WHAT THIS TASK INVOLVES - Return each line of the records below that contains the word "mention".

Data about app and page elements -
-- Opening Marker --

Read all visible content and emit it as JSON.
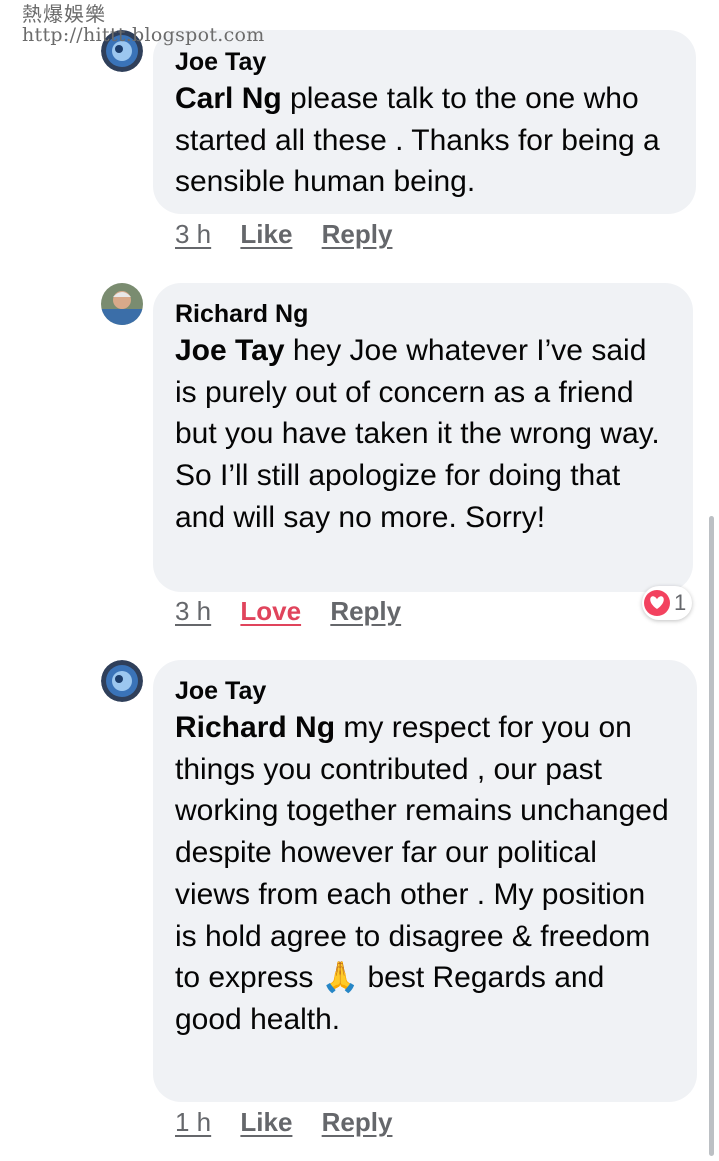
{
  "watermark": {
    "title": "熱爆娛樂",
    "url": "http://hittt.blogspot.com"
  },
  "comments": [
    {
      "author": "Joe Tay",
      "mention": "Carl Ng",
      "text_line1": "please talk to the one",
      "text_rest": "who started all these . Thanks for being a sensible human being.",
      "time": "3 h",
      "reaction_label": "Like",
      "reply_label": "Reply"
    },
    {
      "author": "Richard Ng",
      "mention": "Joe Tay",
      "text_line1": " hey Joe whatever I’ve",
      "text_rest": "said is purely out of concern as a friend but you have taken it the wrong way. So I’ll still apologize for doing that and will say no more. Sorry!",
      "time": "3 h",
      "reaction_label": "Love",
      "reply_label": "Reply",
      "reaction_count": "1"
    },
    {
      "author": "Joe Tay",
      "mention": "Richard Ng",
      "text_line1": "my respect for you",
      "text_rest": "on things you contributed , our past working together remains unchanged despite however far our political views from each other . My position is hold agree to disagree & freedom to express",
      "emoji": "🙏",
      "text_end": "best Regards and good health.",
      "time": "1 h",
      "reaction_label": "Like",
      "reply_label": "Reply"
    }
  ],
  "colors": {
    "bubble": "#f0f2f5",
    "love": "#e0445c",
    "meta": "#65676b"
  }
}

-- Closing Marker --
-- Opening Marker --

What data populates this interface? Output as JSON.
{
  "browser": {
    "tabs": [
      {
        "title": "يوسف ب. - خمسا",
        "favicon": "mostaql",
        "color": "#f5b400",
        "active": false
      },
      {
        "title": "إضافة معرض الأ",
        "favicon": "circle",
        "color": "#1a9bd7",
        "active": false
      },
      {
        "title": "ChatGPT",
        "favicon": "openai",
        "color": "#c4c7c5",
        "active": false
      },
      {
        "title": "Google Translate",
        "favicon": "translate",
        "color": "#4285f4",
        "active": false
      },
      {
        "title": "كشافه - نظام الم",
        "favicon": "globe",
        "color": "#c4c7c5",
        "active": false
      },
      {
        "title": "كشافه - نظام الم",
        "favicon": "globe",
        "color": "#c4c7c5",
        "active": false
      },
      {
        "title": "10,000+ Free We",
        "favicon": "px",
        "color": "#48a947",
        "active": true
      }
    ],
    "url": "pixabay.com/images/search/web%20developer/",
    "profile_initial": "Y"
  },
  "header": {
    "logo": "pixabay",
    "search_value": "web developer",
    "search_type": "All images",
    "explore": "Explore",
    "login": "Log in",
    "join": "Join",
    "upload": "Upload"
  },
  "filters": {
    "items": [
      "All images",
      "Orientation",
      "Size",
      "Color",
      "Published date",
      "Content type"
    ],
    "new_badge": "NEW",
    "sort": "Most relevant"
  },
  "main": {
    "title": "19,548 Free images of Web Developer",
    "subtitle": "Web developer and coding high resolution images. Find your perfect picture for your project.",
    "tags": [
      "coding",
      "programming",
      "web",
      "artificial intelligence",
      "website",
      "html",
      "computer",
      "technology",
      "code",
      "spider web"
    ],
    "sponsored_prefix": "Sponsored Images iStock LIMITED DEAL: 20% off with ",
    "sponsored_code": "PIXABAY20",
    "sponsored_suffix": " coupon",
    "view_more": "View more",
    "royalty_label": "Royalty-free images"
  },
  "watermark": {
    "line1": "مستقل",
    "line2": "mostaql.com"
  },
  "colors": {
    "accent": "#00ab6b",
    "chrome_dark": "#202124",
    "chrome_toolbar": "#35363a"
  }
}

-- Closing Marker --

RESULT FOR THIS EXERCISE -
      "mention": "Carl Ng",
      "mention": "Joe Tay",
      "mention": "Richard Ng",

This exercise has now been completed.